=== Dataset entries ===

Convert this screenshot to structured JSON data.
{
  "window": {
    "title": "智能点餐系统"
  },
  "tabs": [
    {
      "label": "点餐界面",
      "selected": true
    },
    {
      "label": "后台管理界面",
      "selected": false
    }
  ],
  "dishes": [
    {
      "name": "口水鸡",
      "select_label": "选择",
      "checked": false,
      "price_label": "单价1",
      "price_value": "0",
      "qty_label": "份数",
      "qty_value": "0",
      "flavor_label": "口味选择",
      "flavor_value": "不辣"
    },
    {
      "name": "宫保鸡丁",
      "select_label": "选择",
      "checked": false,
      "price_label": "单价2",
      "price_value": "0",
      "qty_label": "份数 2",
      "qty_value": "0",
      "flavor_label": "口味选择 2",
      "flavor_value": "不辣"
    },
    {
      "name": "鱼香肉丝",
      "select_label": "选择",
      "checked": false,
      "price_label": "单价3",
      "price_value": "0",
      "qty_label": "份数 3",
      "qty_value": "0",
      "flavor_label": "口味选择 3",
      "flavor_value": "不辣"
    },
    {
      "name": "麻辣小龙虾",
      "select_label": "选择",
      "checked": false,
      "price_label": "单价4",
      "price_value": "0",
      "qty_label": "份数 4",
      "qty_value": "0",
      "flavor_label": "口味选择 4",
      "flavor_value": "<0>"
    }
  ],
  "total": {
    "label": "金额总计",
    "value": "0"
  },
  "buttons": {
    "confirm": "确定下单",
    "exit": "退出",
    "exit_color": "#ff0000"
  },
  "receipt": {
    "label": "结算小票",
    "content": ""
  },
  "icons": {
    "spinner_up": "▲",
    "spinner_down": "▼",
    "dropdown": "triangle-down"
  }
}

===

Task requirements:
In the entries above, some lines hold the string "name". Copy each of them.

Result of the exercise:
      "name": "口水鸡",
      "name": "宫保鸡丁",
      "name": "鱼香肉丝",
      "name": "麻辣小龙虾",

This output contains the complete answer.